Democrats and Republicans agree that $4 trillion needs to be slashed over roughly a decade, Obama told a town hall-style event in Virginia. But the two parties disagree on what to cut to get there.
"The big question that is going to have to be resolved is: how do we do it?" Obama told students at a community college. "I don't want to lie to you, there is a big philosophical divide right now."
The president was promoting his plan for cutting the deficit a day after Standard & Poor's threatened to strip America of its prized triple-A credit rating. The Wall Street ratings agency cited concern that Washington's polarized politics would make it difficult to reach a debt deal before the 2012 presidential election.
Obama, who is traveling around the country this week to advocate his deficit proposals, did not show any greater flexibility over his demands that taxes go up for the wealthiest Americans.
Unless by common ground, he means that the two sides agree on the $4 trillion, I don't see how there's common ground here. Republicans are between Iraq and a hard place, needing to make their Teabagger constituency happy without cutting defense spending, Medicare entitlements or raising taxes.
Democrats have the luxury of standing around, tapping their watches and sighing imaptiently.

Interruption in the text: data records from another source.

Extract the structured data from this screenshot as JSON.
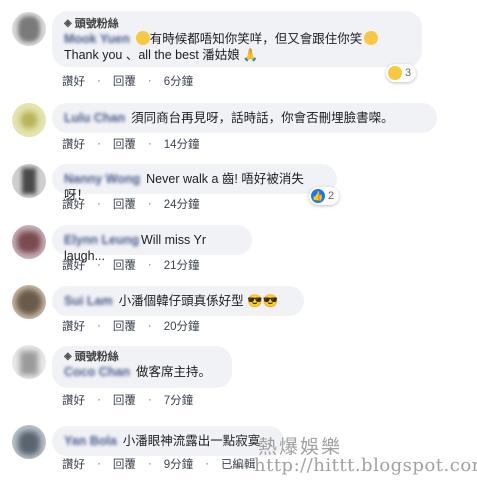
{
  "comments": [
    {
      "badge": "頭號粉絲",
      "name": "Mook Yuen",
      "text_a": "有時候都唔知你笑咩，但又會跟住你笑",
      "text_b": "Thank you 、all the best 潘姑娘",
      "reaction_count": "3",
      "like": "讚好",
      "reply": "回覆",
      "time": "6分鐘"
    },
    {
      "name": "Lulu Chan",
      "text_a": "須同商台再見呀，話時話，你會否刪埋臉書㗎。",
      "like": "讚好",
      "reply": "回覆",
      "time": "14分鐘"
    },
    {
      "name": "Nanny Wong",
      "text_a": "Never walk a 齒! 唔好被消失呀！",
      "reaction_count": "2",
      "like": "讚好",
      "reply": "回覆",
      "time": "24分鐘"
    },
    {
      "name": "Elynn Leung",
      "text_a": "Will miss Yr laugh...",
      "like": "讚好",
      "reply": "回覆",
      "time": "21分鐘"
    },
    {
      "name": "Sui Lam",
      "text_a": "小潘個韓仔頭真係好型",
      "like": "讚好",
      "reply": "回覆",
      "time": "20分鐘"
    },
    {
      "badge": "頭號粉絲",
      "name": "Coco Chan",
      "text_a": "做客席主持。",
      "like": "讚好",
      "reply": "回覆",
      "time": "7分鐘"
    },
    {
      "name": "Yan Bola",
      "text_a": "小潘眼神流露出一點寂寞",
      "like": "讚好",
      "reply": "回覆",
      "time": "9分鐘",
      "edited": "已編輯"
    }
  ],
  "watermark": {
    "title": "熱爆娛樂",
    "url": "http://hittt.blogspot.com"
  },
  "colors": {
    "bubble": "#f0f2f5",
    "like_blue": "#1877f2",
    "emoji_yellow": "#f7c843"
  }
}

Lest you think this is another political kabuki, this year's budget is it. This is the whole enchilada for the progressive movement in this nation. If we allow the Republicans to extend the Bush tax cuts, then we have no business being a movement.
Sure, there's some posturing involved: I don't think the Republicans can let this budget go without some attempt at face-saving for their centerpiece platform plank of lower taxes, which has proven over the past thirty years to neither create jobs nor improve the economy much. I think even they know it, and that they're shamelessly pandering to the corporatocracy and the orc minions who somehow believe if they're fervent enough, their overlords will shower gelt upon them.
Likewise, much of the "senior scarifying" that the Dems have been doing is a mask to the very real growth of Medicare and what that bodes for the future of the budget.
I'm not suggesting that we have to have entitlement cuts immediately (frankly, I haven't studied the problem enough to have an opinion) but what I am suggesting is, given the current anti-tax climate, it's going to be hard to justify the kinds of benefits we have to pay out in a few years. When does it become enough? At fifty percent of the budget? We're tracking perilously close to that, which means we're sopping up funds for other critical progressive programs like energy reform and infrastructure repair. I would like this not to have to come down to clean air for our children and grandchildren versus keeping me alive on a ventilator.
All that said, this is an urgently important budget coming upon us, because what grows out of it will impact the next decade's worth of budget proposals and likely the economic growth for the next century, and along with it, the income and well-being of every American.
As Ben Bradlee said during Watergate, "Nothing's riding on this except the [...] future of the country.
So if you've been holding onto someone's balls for a rainy day, well, the clouds have gathered.